Stored data entries:
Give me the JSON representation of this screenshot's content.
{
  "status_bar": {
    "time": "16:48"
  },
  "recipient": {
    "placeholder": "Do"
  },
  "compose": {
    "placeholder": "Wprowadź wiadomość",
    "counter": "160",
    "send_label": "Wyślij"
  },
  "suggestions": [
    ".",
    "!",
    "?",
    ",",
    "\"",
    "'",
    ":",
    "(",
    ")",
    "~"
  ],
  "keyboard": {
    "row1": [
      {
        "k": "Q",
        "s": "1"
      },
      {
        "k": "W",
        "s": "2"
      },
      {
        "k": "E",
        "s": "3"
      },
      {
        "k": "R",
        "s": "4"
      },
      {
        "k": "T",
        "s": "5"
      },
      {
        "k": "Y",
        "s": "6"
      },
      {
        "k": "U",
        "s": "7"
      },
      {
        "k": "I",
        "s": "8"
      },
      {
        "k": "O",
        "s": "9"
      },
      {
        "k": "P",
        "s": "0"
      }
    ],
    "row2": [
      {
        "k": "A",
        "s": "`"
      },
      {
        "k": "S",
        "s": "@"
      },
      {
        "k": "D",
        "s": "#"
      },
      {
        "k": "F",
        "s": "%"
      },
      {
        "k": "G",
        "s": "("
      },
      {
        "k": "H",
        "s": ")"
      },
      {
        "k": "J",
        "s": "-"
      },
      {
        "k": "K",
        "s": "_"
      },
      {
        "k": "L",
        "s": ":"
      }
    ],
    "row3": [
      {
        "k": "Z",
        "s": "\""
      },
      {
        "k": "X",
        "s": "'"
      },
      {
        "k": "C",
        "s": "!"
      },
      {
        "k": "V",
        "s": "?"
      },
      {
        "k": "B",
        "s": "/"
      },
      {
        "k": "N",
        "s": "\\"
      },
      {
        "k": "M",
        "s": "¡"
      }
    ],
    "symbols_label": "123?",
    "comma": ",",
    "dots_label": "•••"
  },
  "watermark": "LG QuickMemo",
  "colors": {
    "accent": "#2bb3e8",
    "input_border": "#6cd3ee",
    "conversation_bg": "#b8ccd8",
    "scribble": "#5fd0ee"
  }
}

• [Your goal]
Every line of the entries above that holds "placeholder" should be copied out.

• [Result for this exercise]
    "placeholder": "Do"
    "placeholder": "Wprowadź wiadomość",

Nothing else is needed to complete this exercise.